Stored items:
===

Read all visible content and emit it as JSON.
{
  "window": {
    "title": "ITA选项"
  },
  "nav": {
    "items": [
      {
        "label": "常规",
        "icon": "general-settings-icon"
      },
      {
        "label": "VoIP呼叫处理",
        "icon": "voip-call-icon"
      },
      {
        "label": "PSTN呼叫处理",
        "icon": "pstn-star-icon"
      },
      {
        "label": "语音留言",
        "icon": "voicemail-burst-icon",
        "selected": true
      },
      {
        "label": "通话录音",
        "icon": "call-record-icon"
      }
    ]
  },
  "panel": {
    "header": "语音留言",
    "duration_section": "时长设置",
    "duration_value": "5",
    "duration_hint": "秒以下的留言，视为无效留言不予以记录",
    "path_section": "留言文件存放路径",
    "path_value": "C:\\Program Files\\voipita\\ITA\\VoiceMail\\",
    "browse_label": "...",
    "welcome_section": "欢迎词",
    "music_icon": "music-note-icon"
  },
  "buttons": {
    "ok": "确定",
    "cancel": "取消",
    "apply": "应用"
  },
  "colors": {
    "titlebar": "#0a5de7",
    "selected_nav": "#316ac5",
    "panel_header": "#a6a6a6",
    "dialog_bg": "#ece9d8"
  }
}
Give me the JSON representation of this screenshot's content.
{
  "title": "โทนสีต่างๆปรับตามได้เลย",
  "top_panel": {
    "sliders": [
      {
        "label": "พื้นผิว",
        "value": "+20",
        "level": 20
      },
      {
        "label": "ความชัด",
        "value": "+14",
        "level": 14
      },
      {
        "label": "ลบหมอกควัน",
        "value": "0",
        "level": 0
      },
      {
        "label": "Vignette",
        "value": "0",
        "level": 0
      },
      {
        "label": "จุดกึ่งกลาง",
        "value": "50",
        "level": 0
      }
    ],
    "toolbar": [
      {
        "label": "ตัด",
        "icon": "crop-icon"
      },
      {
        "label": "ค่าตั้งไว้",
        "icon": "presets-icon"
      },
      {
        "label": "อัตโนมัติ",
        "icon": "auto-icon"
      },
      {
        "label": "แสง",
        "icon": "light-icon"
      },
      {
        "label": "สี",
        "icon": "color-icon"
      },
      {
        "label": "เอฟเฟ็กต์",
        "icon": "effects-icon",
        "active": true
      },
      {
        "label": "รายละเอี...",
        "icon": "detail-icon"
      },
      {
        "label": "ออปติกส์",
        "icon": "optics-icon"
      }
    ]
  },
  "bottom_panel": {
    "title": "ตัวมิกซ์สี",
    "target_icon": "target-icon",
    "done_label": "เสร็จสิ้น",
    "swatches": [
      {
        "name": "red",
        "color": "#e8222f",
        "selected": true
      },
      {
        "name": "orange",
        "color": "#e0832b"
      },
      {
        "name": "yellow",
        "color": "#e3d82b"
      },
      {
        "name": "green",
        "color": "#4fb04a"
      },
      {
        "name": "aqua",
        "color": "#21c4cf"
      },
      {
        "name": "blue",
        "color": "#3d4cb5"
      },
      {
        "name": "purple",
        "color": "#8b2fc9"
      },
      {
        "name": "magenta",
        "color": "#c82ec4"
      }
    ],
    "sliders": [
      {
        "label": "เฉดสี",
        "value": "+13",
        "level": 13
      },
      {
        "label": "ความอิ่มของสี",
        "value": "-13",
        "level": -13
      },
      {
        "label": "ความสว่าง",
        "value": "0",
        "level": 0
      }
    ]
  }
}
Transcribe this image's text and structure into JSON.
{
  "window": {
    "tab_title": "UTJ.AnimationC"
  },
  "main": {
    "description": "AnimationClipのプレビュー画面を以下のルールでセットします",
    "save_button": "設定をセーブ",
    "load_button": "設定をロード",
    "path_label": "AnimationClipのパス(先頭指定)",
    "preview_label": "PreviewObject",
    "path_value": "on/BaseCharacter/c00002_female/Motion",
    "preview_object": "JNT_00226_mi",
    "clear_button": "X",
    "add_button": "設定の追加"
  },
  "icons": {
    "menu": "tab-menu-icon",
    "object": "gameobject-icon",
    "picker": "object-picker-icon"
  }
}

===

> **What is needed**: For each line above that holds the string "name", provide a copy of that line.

> **Response box**:
        "name": "red",
        "name": "orange",
        "name": "yellow",
        "name": "green",
        "name": "aqua",
        "name": "blue",
        "name": "purple",
        "name": "magenta",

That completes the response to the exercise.